For every entry that follows, return an identical copy.
───── Record extracts
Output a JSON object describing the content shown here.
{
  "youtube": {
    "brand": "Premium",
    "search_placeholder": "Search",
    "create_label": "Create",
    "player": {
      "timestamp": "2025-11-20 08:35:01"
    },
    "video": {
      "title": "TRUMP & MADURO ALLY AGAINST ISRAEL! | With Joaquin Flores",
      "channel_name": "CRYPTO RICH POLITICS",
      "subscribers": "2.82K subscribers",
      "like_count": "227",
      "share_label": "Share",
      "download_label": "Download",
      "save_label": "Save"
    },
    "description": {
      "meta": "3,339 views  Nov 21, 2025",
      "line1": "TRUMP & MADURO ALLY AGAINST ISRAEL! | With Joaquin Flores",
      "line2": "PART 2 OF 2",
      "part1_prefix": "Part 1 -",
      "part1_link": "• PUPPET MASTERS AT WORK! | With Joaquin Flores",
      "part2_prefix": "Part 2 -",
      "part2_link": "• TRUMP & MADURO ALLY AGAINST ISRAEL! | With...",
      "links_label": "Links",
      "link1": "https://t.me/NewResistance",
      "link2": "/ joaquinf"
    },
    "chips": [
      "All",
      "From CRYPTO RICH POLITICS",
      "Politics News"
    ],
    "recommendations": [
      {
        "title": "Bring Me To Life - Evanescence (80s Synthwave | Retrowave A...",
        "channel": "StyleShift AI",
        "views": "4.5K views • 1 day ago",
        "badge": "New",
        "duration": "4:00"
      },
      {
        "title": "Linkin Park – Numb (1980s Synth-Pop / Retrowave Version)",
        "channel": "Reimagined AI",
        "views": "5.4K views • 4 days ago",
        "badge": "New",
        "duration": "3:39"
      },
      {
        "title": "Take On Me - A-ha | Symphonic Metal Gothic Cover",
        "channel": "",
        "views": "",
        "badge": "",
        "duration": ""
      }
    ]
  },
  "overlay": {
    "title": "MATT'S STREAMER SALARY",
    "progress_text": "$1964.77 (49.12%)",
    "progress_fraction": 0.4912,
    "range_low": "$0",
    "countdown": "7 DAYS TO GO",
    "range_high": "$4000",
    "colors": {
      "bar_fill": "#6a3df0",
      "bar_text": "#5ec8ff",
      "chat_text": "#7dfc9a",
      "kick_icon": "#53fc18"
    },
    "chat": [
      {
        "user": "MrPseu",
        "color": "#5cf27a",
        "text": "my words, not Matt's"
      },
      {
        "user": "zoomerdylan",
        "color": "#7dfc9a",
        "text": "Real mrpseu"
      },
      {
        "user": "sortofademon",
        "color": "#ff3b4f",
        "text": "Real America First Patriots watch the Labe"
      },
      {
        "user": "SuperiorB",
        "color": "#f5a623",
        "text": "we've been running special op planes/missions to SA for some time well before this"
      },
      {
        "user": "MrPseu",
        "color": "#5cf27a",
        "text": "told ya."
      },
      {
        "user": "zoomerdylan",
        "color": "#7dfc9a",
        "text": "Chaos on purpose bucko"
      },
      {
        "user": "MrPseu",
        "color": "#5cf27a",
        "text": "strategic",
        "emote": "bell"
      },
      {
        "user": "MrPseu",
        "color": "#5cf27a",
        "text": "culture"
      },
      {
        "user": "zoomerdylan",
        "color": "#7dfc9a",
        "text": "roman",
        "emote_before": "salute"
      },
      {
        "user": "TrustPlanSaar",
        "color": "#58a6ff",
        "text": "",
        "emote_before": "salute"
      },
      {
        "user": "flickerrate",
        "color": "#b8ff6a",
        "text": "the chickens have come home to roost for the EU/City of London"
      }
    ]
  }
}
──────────
* [Solution to this task]:
Output a JSON object describing the content shown here.
{
  "youtube": {
    "brand": "Premium",
    "search_placeholder": "Search",
    "create_label": "Create",
    "player": {
      "timestamp": "2025-11-20 08:35:01"
    },
    "video": {
      "title": "TRUMP & MADURO ALLY AGAINST ISRAEL! | With Joaquin Flores",
      "channel_name": "CRYPTO RICH POLITICS",
      "subscribers": "2.82K subscribers",
      "like_count": "227",
      "share_label": "Share",
      "download_label": "Download",
      "save_label": "Save"
    },
    "description": {
      "meta": "3,339 views  Nov 21, 2025",
      "line1": "TRUMP & MADURO ALLY AGAINST ISRAEL! | With Joaquin Flores",
      "line2": "PART 2 OF 2",
      "part1_prefix": "Part 1 -",
      "part1_link": "• PUPPET MASTERS AT WORK! | With Joaquin Flores",
      "part2_prefix": "Part 2 -",
      "part2_link": "• TRUMP & MADURO ALLY AGAINST ISRAEL! | With...",
      "links_label": "Links",
      "link1": "https://t.me/NewResistance",
      "link2": "/ joaquinf"
    },
    "chips": [
      "All",
      "From CRYPTO RICH POLITICS",
      "Politics News"
    ],
    "recommendations": [
      {
        "title": "Bring Me To Life - Evanescence (80s Synthwave | Retrowave A...",
        "channel": "StyleShift AI",
        "views": "4.5K views • 1 day ago",
        "badge": "New",
        "duration": "4:00"
      },
      {
        "title": "Linkin Park – Numb (1980s Synth-Pop / Retrowave Version)",
        "channel": "Reimagined AI",
        "views": "5.4K views • 4 days ago",
        "badge": "New",
        "duration": "3:39"
      },
      {
        "title": "Take On Me - A-ha | Symphonic Metal Gothic Cover",
        "channel": "",
        "views": "",
        "badge": "",
        "duration": ""
      }
    ]
  },
  "overlay": {
    "title": "MATT'S STREAMER SALARY",
    "progress_text": "$1964.77 (49.12%)",
    "progress_fraction": 0.4912,
    "range_low": "$0",
    "countdown": "7 DAYS TO GO",
    "range_high": "$4000",
    "colors": {
      "bar_fill": "#6a3df0",
      "bar_text": "#5ec8ff",
      "chat_text": "#7dfc9a",
      "kick_icon": "#53fc18"
    },
    "chat": [
      {
        "user": "MrPseu",
        "color": "#5cf27a",
        "text": "my words, not Matt's"
      },
      {
        "user": "zoomerdylan",
        "color": "#7dfc9a",
        "text": "Real mrpseu"
      },
      {
        "user": "sortofademon",
        "color": "#ff3b4f",
        "text": "Real America First Patriots watch the Labe"
      },
      {
        "user": "SuperiorB",
        "color": "#f5a623",
        "text": "we've been running special op planes/missions to SA for some time well before this"
      },
      {
        "user": "MrPseu",
        "color": "#5cf27a",
        "text": "told ya."
      },
      {
        "user": "zoomerdylan",
        "color": "#7dfc9a",
        "text": "Chaos on purpose bucko"
      },
      {
        "user": "MrPseu",
        "color": "#5cf27a",
        "text": "strategic",
        "emote": "bell"
      },
      {
        "user": "MrPseu",
        "color": "#5cf27a",
        "text": "culture"
      },
      {
        "user": "zoomerdylan",
        "color": "#7dfc9a",
        "text": "roman",
        "emote_before": "salute"
      },
      {
        "user": "TrustPlanSaar",
        "color": "#58a6ff",
        "text": "",
        "emote_before": "salute"
      },
      {
        "user": "flickerrate",
        "color": "#b8ff6a",
        "text": "the chickens have come home to roost for the EU/City of London"
      }
    ]
  }
}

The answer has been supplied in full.